Last week’s post on creating the perfect identity for your brand focused on doing market research and planning as a first step. Researching your potential consumers and your competition is a sure way for you to make the necessary tweaks and adjustments to your product or service, but also paves the way for you to build on the unique tone and feel of your brand’s business collateral (that is, the type of language used; the design aesthetic, from the logo and the package design to the choice in standard fonts to be used; etc.).
And that’s where Step 2 comes in… the fun stuff! Designing your logo! This is where you’ll make a big decision that outwardly affect the consumers and clients looking to purchase the products and services that you have to offer. While your design concepts allude to the package design, the fonts, the all-important logo, and anything else a consumer sees regarding your brand, your brand identity guidelines – which will be another step in the coming week’s posts – are the invisible glue that holds all of that marketing and advertising design work together, helping your brand to stand out (or fall below) the others. (And though the latter may sound more boring than the former, it’s actually an exciting process that can keep you looking professional and sleek amidst the masses of underachievers out their trying to peddle their own wares.)
DESIGNING YOUR LOGO
Ahh, the logo. Typically the first thing consumers notice about your company, the logo is a piece of your business identity that can help to make or break you, depending on whether or not you’ve done your research. Looking back over the last 100 years with a simple Google search, you can see numerous logos designed by companies to tout their commodities. Unsurprisingly, the companies that have been around the longest usually have the either 1) most straight forward and simple logos or 2) well-designed logos that offer up some type of intrigue to the consumer via use of interesting design elements or a flair of color.
While some companies opt for a logotype as their main signifier (which is typically the textual name of their company designed with a distinct or unique font and/or color), others – like Apple or Firefox – choose to go with a memorable image that helps to set them apart from the others. And some may use a combination of the two styles! Whether you choose any of the three options, it’s important to take a look at your products and services to see if your business model or product line may develop and expand in the near future. For example, if you’re selling homemade jams and don’t have any intention of branching out to other goods and products any time soon, a stylized font atop an illustrated logo of a jam bottle may not be such a bad idea. But if you’re starting a company that creates, say, custom backpacks for small dogs, you may want to hold off on being so specific and throwing your company’s name onto a designed backpack logo…. Who knows? Business may be a’boomin’ right out of the gate and you may decide to provide a slew of other puppy-based products not having to do with backpacks at all.

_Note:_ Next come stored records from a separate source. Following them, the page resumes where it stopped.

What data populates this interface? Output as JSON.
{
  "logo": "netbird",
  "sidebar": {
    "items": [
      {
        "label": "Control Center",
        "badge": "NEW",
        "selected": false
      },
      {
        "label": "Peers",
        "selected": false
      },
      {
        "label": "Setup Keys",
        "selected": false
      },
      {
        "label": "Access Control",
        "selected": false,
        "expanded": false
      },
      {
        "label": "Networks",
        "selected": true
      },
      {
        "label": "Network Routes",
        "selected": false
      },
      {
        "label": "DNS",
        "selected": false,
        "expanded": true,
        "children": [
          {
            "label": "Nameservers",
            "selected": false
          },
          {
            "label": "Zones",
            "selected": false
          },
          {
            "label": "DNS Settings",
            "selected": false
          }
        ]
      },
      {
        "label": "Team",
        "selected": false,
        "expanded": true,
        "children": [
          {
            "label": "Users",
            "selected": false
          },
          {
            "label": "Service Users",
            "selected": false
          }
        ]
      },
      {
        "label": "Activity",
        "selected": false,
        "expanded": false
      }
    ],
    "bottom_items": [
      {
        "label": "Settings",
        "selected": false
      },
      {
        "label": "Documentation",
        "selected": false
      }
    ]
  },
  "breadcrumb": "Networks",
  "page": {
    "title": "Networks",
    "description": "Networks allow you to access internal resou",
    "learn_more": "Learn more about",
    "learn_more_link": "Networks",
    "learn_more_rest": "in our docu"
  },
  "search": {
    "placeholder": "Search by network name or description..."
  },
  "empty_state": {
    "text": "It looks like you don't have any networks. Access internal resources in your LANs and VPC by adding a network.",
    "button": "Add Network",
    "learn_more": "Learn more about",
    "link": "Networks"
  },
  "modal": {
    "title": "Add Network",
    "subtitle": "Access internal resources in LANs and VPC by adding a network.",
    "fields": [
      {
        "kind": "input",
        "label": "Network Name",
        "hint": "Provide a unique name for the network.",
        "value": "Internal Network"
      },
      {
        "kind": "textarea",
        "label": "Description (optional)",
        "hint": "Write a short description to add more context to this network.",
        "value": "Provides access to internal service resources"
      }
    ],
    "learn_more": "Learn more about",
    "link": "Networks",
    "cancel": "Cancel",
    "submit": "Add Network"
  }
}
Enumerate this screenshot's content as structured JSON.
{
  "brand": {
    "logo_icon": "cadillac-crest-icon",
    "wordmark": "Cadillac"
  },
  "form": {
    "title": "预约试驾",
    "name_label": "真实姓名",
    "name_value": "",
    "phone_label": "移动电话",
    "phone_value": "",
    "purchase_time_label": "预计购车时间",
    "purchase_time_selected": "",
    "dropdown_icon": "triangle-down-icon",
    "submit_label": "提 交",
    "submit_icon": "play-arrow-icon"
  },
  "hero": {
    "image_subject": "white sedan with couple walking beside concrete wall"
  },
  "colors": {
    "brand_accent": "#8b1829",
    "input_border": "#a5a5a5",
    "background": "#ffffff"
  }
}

In cases like the doggy backpack company, you may want to opt for a design that either is vague (but still enticing!) in the message it relays, like Firefox’s logo.
Looking at that, you wouldn’t guess that Mozilla’s Firefox was a free Web browser, but the sleek design, the energetic use of color, and the design’s play on words (why’s that fox’s tail on fire anyway?!) make it known, probably subconsciously, to the consumer that it was well thought out and probably warrants a click.
When designing your logo, keep in mind that usually – as with all design – less is more. You don’t have to show/tell your consumers everything about your company immediately through your logo, though you’d be surprised how many amateur logo designers may try to do just that. Look at what your competitors are doing, look at your product and/or service, and, most importantly, look at the message you want to convey to your specific consumer base.
Here at Elevate Creative we take a look at the planning and research that’s gone on regarding your brand and design logos that best fit your company’s unique product or service with both your thoughts and your consumer’s in mind. Other websites, such as Elance and 99Designs, offer logo design alternatives as well.
If you already have a logo and need to spruce up its outdated and bland look, check out our blog post on 5 Easy Ways to Refresh Your Old Logo.